> _Task brief_
Produce an exact copy of the listing.

== Record set ==

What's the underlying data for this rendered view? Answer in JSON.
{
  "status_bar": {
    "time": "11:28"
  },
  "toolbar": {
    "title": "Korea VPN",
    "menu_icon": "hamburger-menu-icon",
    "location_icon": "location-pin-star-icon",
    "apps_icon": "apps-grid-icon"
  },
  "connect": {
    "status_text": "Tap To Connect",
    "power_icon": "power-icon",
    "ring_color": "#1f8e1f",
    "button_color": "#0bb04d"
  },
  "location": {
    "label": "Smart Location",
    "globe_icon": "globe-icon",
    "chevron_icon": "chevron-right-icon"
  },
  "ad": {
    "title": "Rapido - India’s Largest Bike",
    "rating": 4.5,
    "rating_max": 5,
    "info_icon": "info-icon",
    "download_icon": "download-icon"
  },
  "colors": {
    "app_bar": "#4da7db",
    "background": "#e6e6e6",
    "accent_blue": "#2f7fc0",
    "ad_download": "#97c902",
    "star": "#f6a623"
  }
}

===

> _Solution for this exercise_
What's the underlying data for this rendered view? Answer in JSON.
{
  "status_bar": {
    "time": "11:28"
  },
  "toolbar": {
    "title": "Korea VPN",
    "menu_icon": "hamburger-menu-icon",
    "location_icon": "location-pin-star-icon",
    "apps_icon": "apps-grid-icon"
  },
  "connect": {
    "status_text": "Tap To Connect",
    "power_icon": "power-icon",
    "ring_color": "#1f8e1f",
    "button_color": "#0bb04d"
  },
  "location": {
    "label": "Smart Location",
    "globe_icon": "globe-icon",
    "chevron_icon": "chevron-right-icon"
  },
  "ad": {
    "title": "Rapido - India’s Largest Bike",
    "rating": 4.5,
    "rating_max": 5,
    "info_icon": "info-icon",
    "download_icon": "download-icon"
  },
  "colors": {
    "app_bar": "#4da7db",
    "background": "#e6e6e6",
    "accent_blue": "#2f7fc0",
    "ad_download": "#97c902",
    "star": "#f6a623"
  }
}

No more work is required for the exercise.